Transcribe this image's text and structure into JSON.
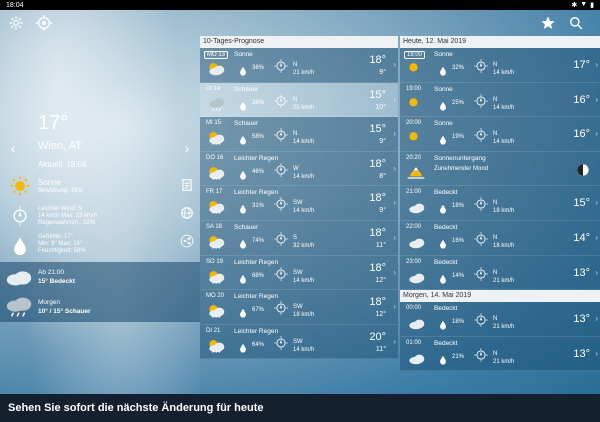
{
  "statusbar": {
    "time": "18:04"
  },
  "left": {
    "temperature": "17°",
    "city": "Wien, AT",
    "updated": "Aktuell: 18:04",
    "condition": {
      "title": "Sonne",
      "sub": "Bewölkung: 15%"
    },
    "wind": {
      "title": "Leichter Wind: N",
      "line1": "14 km/h Max: 23 km/h",
      "line2": "Regenwahrsch.: 32%"
    },
    "feels": {
      "line1": "Gefühlte: 17°",
      "line2": "Min: 9° Max: 18°",
      "line3": "Feuchtigkeit: 58%"
    },
    "forecast1": {
      "line1": "Ab 21:00",
      "line2": "15° Bedeckt"
    },
    "forecast2": {
      "line1": "Morgen",
      "line2": "10° / 15° Schauer"
    }
  },
  "mid": {
    "header": "10-Tages-Prognose",
    "days": [
      {
        "day": "MO 13",
        "desc": "Sonne",
        "pct": "36%",
        "dir": "N",
        "speed": "21 km/h",
        "hi": "18°",
        "lo": "9°",
        "icon": "sun-cloud",
        "boxed": true
      },
      {
        "day": "DI 14",
        "desc": "Schauer",
        "pct": "36%",
        "dir": "N",
        "speed": "25 km/h",
        "hi": "15°",
        "lo": "10°",
        "icon": "rain-cloud",
        "boxed": false
      },
      {
        "day": "MI 15",
        "desc": "Schauer",
        "pct": "58%",
        "dir": "N",
        "speed": "14 km/h",
        "hi": "15°",
        "lo": "9°",
        "icon": "sun-rain",
        "boxed": false
      },
      {
        "day": "DO 16",
        "desc": "Leichter Regen",
        "pct": "46%",
        "dir": "W",
        "speed": "14 km/h",
        "hi": "18°",
        "lo": "8°",
        "icon": "sun-rain",
        "boxed": false
      },
      {
        "day": "FR 17",
        "desc": "Leichter Regen",
        "pct": "31%",
        "dir": "SW",
        "speed": "14 km/h",
        "hi": "18°",
        "lo": "9°",
        "icon": "sun-rain",
        "boxed": false
      },
      {
        "day": "SA 18",
        "desc": "Schauer",
        "pct": "74%",
        "dir": "S",
        "speed": "32 km/h",
        "hi": "18°",
        "lo": "11°",
        "icon": "sun-rain",
        "boxed": false
      },
      {
        "day": "SO 19",
        "desc": "Leichter Regen",
        "pct": "68%",
        "dir": "SW",
        "speed": "14 km/h",
        "hi": "18°",
        "lo": "12°",
        "icon": "sun-rain",
        "boxed": false
      },
      {
        "day": "MO 20",
        "desc": "Leichter Regen",
        "pct": "67%",
        "dir": "SW",
        "speed": "18 km/h",
        "hi": "18°",
        "lo": "12°",
        "icon": "sun-rain",
        "boxed": false
      },
      {
        "day": "DI 21",
        "desc": "Leichter Regen",
        "pct": "64%",
        "dir": "SW",
        "speed": "14 km/h",
        "hi": "20°",
        "lo": "11°",
        "icon": "sun-rain",
        "boxed": false
      }
    ]
  },
  "right": {
    "header": "Heute, 12. Mai 2019",
    "header2": "Morgen, 14. Mai 2019",
    "hours": [
      {
        "time": "18:00",
        "desc": "Sonne",
        "pct": "32%",
        "dir": "N",
        "speed": "14 km/h",
        "temp": "17°",
        "icon": "sun",
        "boxed": true
      },
      {
        "time": "19:00",
        "desc": "Sonne",
        "pct": "25%",
        "dir": "N",
        "speed": "14 km/h",
        "temp": "16°",
        "icon": "sun",
        "boxed": false
      },
      {
        "time": "20:00",
        "desc": "Sonne",
        "pct": "19%",
        "dir": "N",
        "speed": "14 km/h",
        "temp": "16°",
        "icon": "sun",
        "boxed": false
      },
      {
        "time": "20:20",
        "desc": "Sonnenuntergang",
        "sub": "Zunehmender Mond",
        "sunset": true
      },
      {
        "time": "21:00",
        "desc": "Bedeckt",
        "pct": "18%",
        "dir": "N",
        "speed": "18 km/h",
        "temp": "15°",
        "icon": "cloud",
        "boxed": false
      },
      {
        "time": "22:00",
        "desc": "Bedeckt",
        "pct": "16%",
        "dir": "N",
        "speed": "18 km/h",
        "temp": "14°",
        "icon": "cloud",
        "boxed": false
      },
      {
        "time": "23:00",
        "desc": "Bedeckt",
        "pct": "14%",
        "dir": "N",
        "speed": "21 km/h",
        "temp": "13°",
        "icon": "cloud",
        "boxed": false
      }
    ],
    "hours2": [
      {
        "time": "00:00",
        "desc": "Bedeckt",
        "pct": "18%",
        "dir": "N",
        "speed": "21 km/h",
        "temp": "13°",
        "icon": "cloud",
        "boxed": false
      },
      {
        "time": "01:00",
        "desc": "Bedeckt",
        "pct": "21%",
        "dir": "N",
        "speed": "21 km/h",
        "temp": "13°",
        "icon": "cloud",
        "boxed": false
      }
    ]
  },
  "banner": {
    "text": "Sehen Sie sofort die nächste Änderung für heute"
  },
  "colors": {
    "sun": "#f5b800",
    "cloud": "#e8edf1",
    "banner": "#14202e"
  }
}
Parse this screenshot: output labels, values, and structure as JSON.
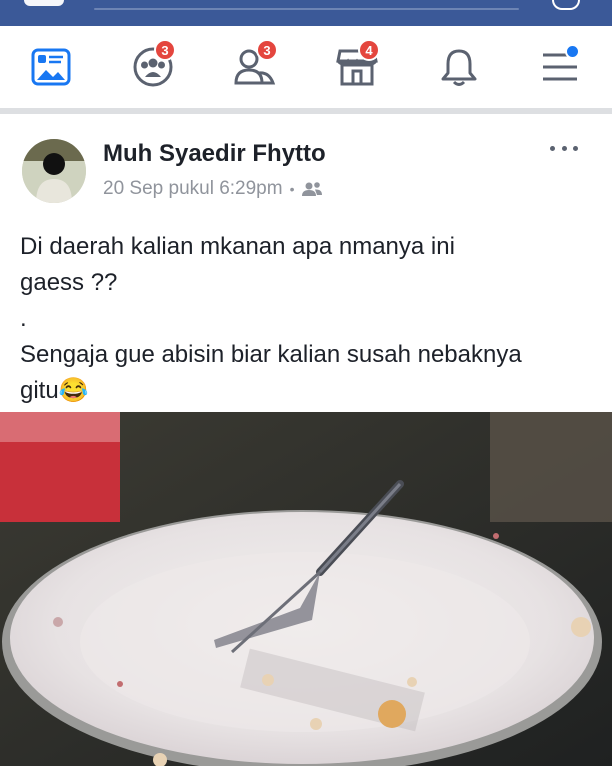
{
  "post": {
    "author": "Muh Syaedir Fhytto",
    "date": "20 Sep pukul 6:29pm",
    "separator": "•",
    "lines": [
      "Di daerah kalian mkanan apa nmanya ini",
      "gaess ??",
      ".",
      "Sengaja gue abisin biar kalian susah nebaknya",
      "gitu"
    ],
    "emoji": "😂"
  },
  "nav": {
    "badges": {
      "groups": "3",
      "friends": "3",
      "marketplace": "4"
    }
  },
  "icons": [
    "news-feed-icon",
    "groups-icon",
    "friend-requests-icon",
    "marketplace-icon",
    "notifications-icon",
    "menu-icon",
    "messenger-icon",
    "privacy-friends-icon",
    "more-options-icon"
  ],
  "colors": {
    "header": "#3b5998",
    "badge": "#e4463e",
    "accent": "#1877f2"
  }
}
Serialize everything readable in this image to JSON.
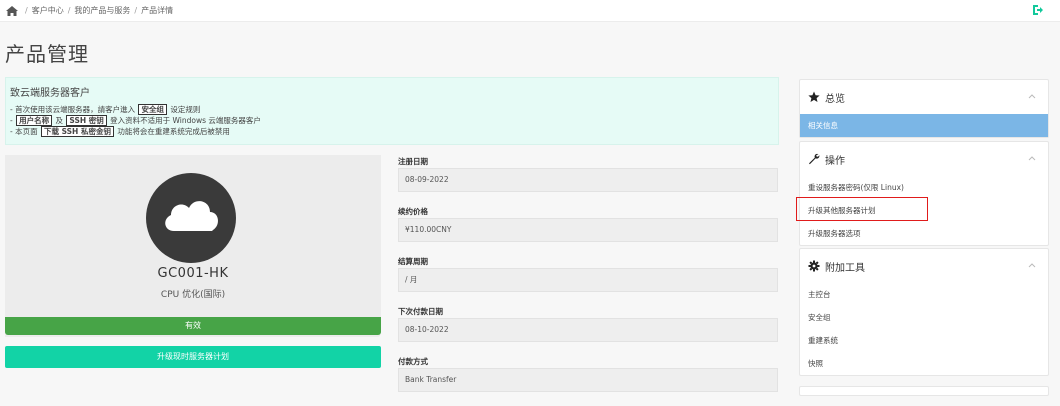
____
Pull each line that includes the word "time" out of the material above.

## RESULT BELOW
    "time": "18:04"
        "time": "18:00",
        "time": "19:00",
        "time": "20:00",
        "time": "20:20",
        "time": "21:00",
        "time": "22:00",
        "time": "23:00",
        "time": "00:00",
        "time": "01:00",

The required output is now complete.